COVID-19 Restrictions: Tourism resumes in Egypt
After 18 months of travel restrictions, tourists can once enjoy the beauty of ancient Egyptian tombs. Tourism accounts for 9% of the country’s GDP, but according to the tourism ministry, less than a quarter of the usual number of tourists visited Egypt in 2020 – signaling a 55% fall in GDP.
The industry had already suffered from instability in the country following the 2011 political unrest. But since the beginning of 2021, authorities have started to regain hope. The government made the vaccination of tourism workers in the South Sinai and the Red Sea governorates a top priority – that represents about 2 million people given the vaccine in the country’s most visited resorts.

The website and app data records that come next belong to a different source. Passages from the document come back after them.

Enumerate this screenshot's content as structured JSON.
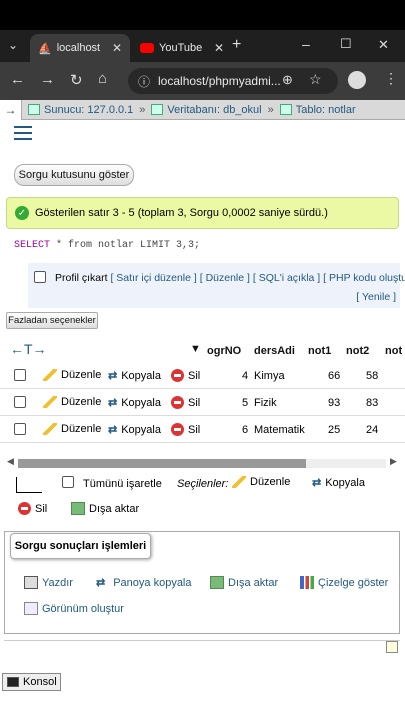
{
  "browser": {
    "tabs": [
      {
        "title": "localhost",
        "active": true
      },
      {
        "title": "YouTube",
        "active": false
      }
    ],
    "new_tab": "+",
    "url": "localhost/phpmyadmi...",
    "window_controls": [
      "–",
      "☐",
      "✕"
    ]
  },
  "breadcrumb": {
    "server": "Sunucu: 127.0.0.1",
    "database": "Veritabanı: db_okul",
    "table": "Tablo: notlar",
    "sep": "»"
  },
  "query_box_button": "Sorgu kutusunu göster",
  "success_message": "Gösterilen satır 3 - 5 (toplam 3, Sorgu 0,0002 saniye sürdü.)",
  "sql": {
    "keyword": "SELECT",
    "rest": " * from notlar LIMIT 3,3;"
  },
  "profil": {
    "label": "Profil çıkart",
    "links": [
      "[ Satır içi düzenle ]",
      "[ Düzenle ]",
      "[ SQL'i açıkla ]",
      "[ PHP kodu oluştur ]"
    ],
    "refresh": "[ Yenile ]"
  },
  "extra_options": "Fazladan seçenekler",
  "columns": [
    "ogrNO",
    "dersAdi",
    "not1",
    "not2",
    "not"
  ],
  "actions": {
    "edit": "Düzenle",
    "copy": "Kopyala",
    "delete": "Sil"
  },
  "rows": [
    {
      "ogrNO": "4",
      "dersAdi": "Kimya",
      "not1": "66",
      "not2": "58"
    },
    {
      "ogrNO": "5",
      "dersAdi": "Fizik",
      "not1": "93",
      "not2": "83"
    },
    {
      "ogrNO": "6",
      "dersAdi": "Matematik",
      "not1": "25",
      "not2": "24"
    }
  ],
  "bulk": {
    "check_all": "Tümünü işaretle",
    "selected": "Seçilenler:",
    "edit": "Düzenle",
    "copy": "Kopyala",
    "delete": "Sil",
    "export": "Dışa aktar"
  },
  "operations": {
    "title": "Sorgu sonuçları işlemleri",
    "print": "Yazdır",
    "clipboard": "Panoya kopyala",
    "export": "Dışa aktar",
    "chart": "Çizelge göster",
    "view": "Görünüm oluştur"
  },
  "console": "Konsol",
  "colors": {
    "link": "#235a81",
    "success_bg": "#ebf8a4",
    "delete": "#d33"
  }
}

COVID-19 restrictions for tourists are also relatively light: a single negative PCR test upon arrival has been requested since July 2020.

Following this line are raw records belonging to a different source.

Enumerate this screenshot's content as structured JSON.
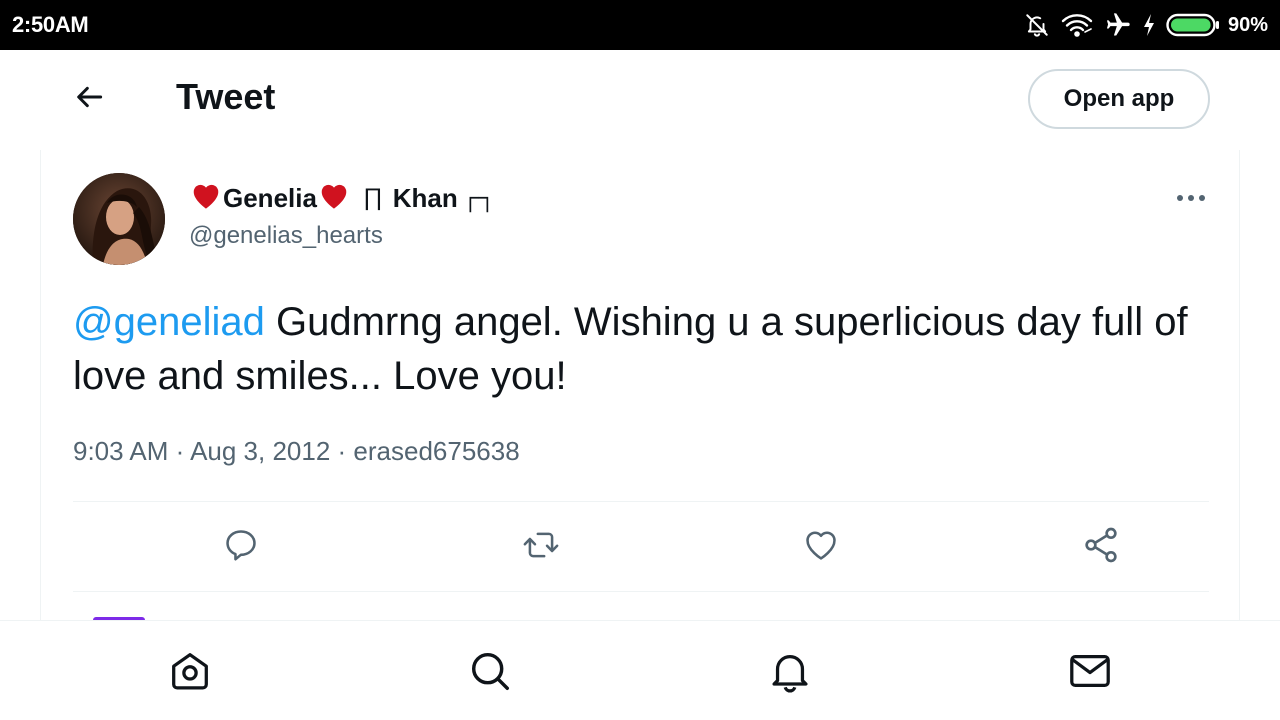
{
  "status_bar": {
    "time": "2:50AM",
    "battery_percent": "90%",
    "battery_level": 0.9,
    "icons": [
      "bell-off-icon",
      "wifi-icon",
      "airplane-icon",
      "charging-bolt-icon",
      "battery-icon"
    ]
  },
  "header": {
    "title": "Tweet",
    "open_app_label": "Open app",
    "back_icon": "back-arrow-icon"
  },
  "tweet": {
    "display_name_first": "Genelia",
    "display_name_sym1": "∏",
    "display_name_last": "Khan",
    "display_name_sym2": "┌┐",
    "handle": "@genelias_hearts",
    "mention": "@geneliad",
    "text": " Gudmrng angel. Wishing u a superlicious day full of love and smiles... Love you!",
    "meta": "9:03 AM · Aug 3, 2012 · erased675638",
    "actions": [
      "reply-icon",
      "retweet-icon",
      "like-icon",
      "share-icon"
    ],
    "name_heart_color": "#d0121f",
    "mention_color": "#1d9bf0"
  },
  "bottom_nav": {
    "items": [
      "home-icon",
      "search-icon",
      "notifications-bell-icon",
      "messages-envelope-icon"
    ]
  }
}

“Tourism is starting to recover. If we look at the pyramid or the Egyptian Museum, we will find a very large occupancy rate, whether from internal or external tourism, especially after receiving Russian tourism we began to see very large occupancy rate from external tourism in Sharm El-Sheikh, Hurghada and also Marsa Alam,” says Islam Fares, Director general of the union of Arab tourist guides.
Ministry of Tourism statistics show a noticeable increase in tourist numbers: since the beginning of 2021, Egypt has welcomed 300,000 tourists every month. By April, this figure rose to more than half a million a month, around 50% of visitors pre-pandemic.
“We look forward in the second half of 2020 (2021), and after vaccinations began around the world and the arrival of Russian tourism at Sharm El-Sheikh and Hurghada airports, to recover a little bit until we reach the normal rates for the tourism sector,” says Fares.
In early August, Russia resumed flights to Egyptian Red Sea resorts, ending a ban that had lasted almost six years. Moscow had banned direct flights to Egypt after the 2015 bombing of a Russian airliner shortly after it took off from the Red Sea resort of Sharm el-Sheikh, killing all 224 people on board.
Suzan O /AFP